- **WORK TO COMPLETE**: Repeat each line of the records below exactly.

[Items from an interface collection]
•••

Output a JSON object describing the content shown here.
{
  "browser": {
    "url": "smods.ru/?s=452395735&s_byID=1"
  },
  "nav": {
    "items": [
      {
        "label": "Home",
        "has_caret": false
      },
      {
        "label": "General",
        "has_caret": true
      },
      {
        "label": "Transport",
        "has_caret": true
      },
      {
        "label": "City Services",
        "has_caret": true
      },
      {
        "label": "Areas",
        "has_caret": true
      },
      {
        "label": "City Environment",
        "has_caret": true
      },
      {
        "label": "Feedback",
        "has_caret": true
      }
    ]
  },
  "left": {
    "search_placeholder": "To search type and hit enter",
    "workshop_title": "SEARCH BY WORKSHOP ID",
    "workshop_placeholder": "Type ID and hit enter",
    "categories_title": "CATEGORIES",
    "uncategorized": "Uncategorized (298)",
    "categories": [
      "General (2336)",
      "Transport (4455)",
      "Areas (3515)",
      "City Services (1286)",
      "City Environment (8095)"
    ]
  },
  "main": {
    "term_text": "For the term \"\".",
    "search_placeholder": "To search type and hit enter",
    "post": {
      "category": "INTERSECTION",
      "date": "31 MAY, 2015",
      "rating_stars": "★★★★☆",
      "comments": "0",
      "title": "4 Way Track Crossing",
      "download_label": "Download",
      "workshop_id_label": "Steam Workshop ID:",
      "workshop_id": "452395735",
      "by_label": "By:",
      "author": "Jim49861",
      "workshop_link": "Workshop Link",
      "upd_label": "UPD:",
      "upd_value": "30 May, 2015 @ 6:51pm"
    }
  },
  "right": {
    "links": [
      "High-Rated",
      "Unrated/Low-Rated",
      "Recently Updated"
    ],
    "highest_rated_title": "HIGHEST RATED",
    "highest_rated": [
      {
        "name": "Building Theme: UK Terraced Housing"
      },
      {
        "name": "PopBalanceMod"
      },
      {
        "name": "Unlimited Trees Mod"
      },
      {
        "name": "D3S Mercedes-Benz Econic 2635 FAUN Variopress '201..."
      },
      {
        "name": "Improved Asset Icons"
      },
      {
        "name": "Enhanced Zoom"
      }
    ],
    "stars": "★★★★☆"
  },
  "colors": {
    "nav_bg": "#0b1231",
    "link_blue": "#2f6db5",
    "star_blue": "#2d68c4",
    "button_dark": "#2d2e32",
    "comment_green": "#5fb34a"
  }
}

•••

- **PROBLEM SOLUTION**:
Output a JSON object describing the content shown here.
{
  "browser": {
    "url": "smods.ru/?s=452395735&s_byID=1"
  },
  "nav": {
    "items": [
      {
        "label": "Home",
        "has_caret": false
      },
      {
        "label": "General",
        "has_caret": true
      },
      {
        "label": "Transport",
        "has_caret": true
      },
      {
        "label": "City Services",
        "has_caret": true
      },
      {
        "label": "Areas",
        "has_caret": true
      },
      {
        "label": "City Environment",
        "has_caret": true
      },
      {
        "label": "Feedback",
        "has_caret": true
      }
    ]
  },
  "left": {
    "search_placeholder": "To search type and hit enter",
    "workshop_title": "SEARCH BY WORKSHOP ID",
    "workshop_placeholder": "Type ID and hit enter",
    "categories_title": "CATEGORIES",
    "uncategorized": "Uncategorized (298)",
    "categories": [
      "General (2336)",
      "Transport (4455)",
      "Areas (3515)",
      "City Services (1286)",
      "City Environment (8095)"
    ]
  },
  "main": {
    "term_text": "For the term \"\".",
    "search_placeholder": "To search type and hit enter",
    "post": {
      "category": "INTERSECTION",
      "date": "31 MAY, 2015",
      "rating_stars": "★★★★☆",
      "comments": "0",
      "title": "4 Way Track Crossing",
      "download_label": "Download",
      "workshop_id_label": "Steam Workshop ID:",
      "workshop_id": "452395735",
      "by_label": "By:",
      "author": "Jim49861",
      "workshop_link": "Workshop Link",
      "upd_label": "UPD:",
      "upd_value": "30 May, 2015 @ 6:51pm"
    }
  },
  "right": {
    "links": [
      "High-Rated",
      "Unrated/Low-Rated",
      "Recently Updated"
    ],
    "highest_rated_title": "HIGHEST RATED",
    "highest_rated": [
      {
        "name": "Building Theme: UK Terraced Housing"
      },
      {
        "name": "PopBalanceMod"
      },
      {
        "name": "Unlimited Trees Mod"
      },
      {
        "name": "D3S Mercedes-Benz Econic 2635 FAUN Variopress '201..."
      },
      {
        "name": "Improved Asset Icons"
      },
      {
        "name": "Enhanced Zoom"
      }
    ],
    "stars": "★★★★☆"
  },
  "colors": {
    "nav_bg": "#0b1231",
    "link_blue": "#2f6db5",
    "star_blue": "#2d68c4",
    "button_dark": "#2d2e32",
    "comment_green": "#5fb34a"
  }
}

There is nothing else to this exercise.